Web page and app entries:
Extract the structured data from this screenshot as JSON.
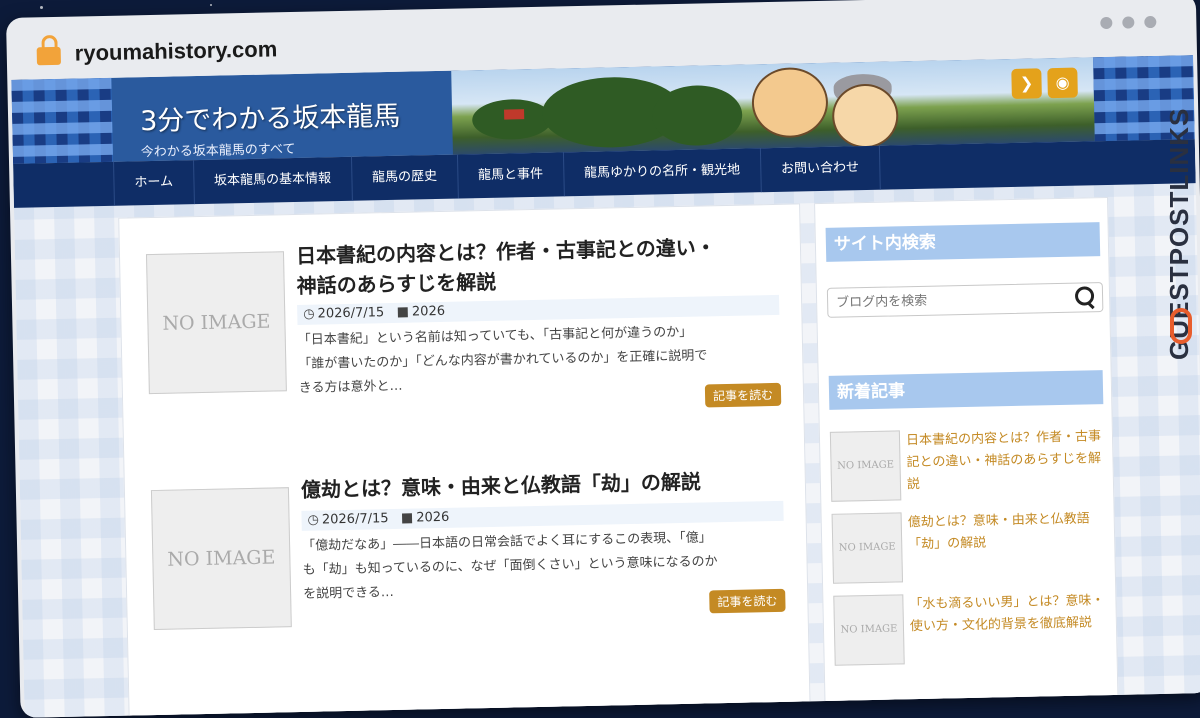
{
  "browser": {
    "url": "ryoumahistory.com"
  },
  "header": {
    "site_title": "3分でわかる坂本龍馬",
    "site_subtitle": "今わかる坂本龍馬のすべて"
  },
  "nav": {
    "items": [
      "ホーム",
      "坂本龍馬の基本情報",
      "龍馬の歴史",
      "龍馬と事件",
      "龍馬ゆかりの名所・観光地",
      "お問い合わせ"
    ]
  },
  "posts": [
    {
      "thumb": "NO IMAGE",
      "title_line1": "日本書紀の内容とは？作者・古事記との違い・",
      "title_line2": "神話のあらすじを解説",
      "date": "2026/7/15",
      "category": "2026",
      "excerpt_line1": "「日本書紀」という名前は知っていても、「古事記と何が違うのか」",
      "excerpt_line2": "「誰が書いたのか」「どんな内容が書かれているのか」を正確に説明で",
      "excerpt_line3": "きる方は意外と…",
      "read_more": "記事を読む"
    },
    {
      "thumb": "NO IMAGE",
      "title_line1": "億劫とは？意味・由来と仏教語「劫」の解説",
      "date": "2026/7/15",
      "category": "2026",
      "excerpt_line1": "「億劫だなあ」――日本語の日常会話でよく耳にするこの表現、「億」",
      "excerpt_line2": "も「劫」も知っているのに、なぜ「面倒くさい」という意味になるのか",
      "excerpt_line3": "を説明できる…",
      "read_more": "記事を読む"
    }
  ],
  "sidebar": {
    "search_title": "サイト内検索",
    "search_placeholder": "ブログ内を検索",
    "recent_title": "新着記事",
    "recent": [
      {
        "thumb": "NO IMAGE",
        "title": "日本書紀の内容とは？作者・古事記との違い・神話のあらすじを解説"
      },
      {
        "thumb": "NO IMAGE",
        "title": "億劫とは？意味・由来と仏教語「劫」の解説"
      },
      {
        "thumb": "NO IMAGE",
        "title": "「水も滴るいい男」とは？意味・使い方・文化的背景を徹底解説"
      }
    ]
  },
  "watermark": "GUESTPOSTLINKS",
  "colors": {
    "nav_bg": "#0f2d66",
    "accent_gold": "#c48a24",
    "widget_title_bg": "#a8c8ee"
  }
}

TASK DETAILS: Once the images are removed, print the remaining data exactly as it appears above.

ANSWER SECTION:
Extract the structured data from this screenshot as JSON.
{
  "browser": {
    "url": "ryoumahistory.com"
  },
  "header": {
    "site_title": "3分でわかる坂本龍馬",
    "site_subtitle": "今わかる坂本龍馬のすべて"
  },
  "nav": {
    "items": [
      "ホーム",
      "坂本龍馬の基本情報",
      "龍馬の歴史",
      "龍馬と事件",
      "龍馬ゆかりの名所・観光地",
      "お問い合わせ"
    ]
  },
  "posts": [
    {
      "thumb": "NO IMAGE",
      "title_line1": "日本書紀の内容とは？作者・古事記との違い・",
      "title_line2": "神話のあらすじを解説",
      "date": "2026/7/15",
      "category": "2026",
      "excerpt_line1": "「日本書紀」という名前は知っていても、「古事記と何が違うのか」",
      "excerpt_line2": "「誰が書いたのか」「どんな内容が書かれているのか」を正確に説明で",
      "excerpt_line3": "きる方は意外と…",
      "read_more": "記事を読む"
    },
    {
      "thumb": "NO IMAGE",
      "title_line1": "億劫とは？意味・由来と仏教語「劫」の解説",
      "date": "2026/7/15",
      "category": "2026",
      "excerpt_line1": "「億劫だなあ」――日本語の日常会話でよく耳にするこの表現、「億」",
      "excerpt_line2": "も「劫」も知っているのに、なぜ「面倒くさい」という意味になるのか",
      "excerpt_line3": "を説明できる…",
      "read_more": "記事を読む"
    }
  ],
  "sidebar": {
    "search_title": "サイト内検索",
    "search_placeholder": "ブログ内を検索",
    "recent_title": "新着記事",
    "recent": [
      {
        "thumb": "NO IMAGE",
        "title": "日本書紀の内容とは？作者・古事記との違い・神話のあらすじを解説"
      },
      {
        "thumb": "NO IMAGE",
        "title": "億劫とは？意味・由来と仏教語「劫」の解説"
      },
      {
        "thumb": "NO IMAGE",
        "title": "「水も滴るいい男」とは？意味・使い方・文化的背景を徹底解説"
      }
    ]
  },
  "watermark": "GUESTPOSTLINKS",
  "colors": {
    "nav_bg": "#0f2d66",
    "accent_gold": "#c48a24",
    "widget_title_bg": "#a8c8ee"
  }
}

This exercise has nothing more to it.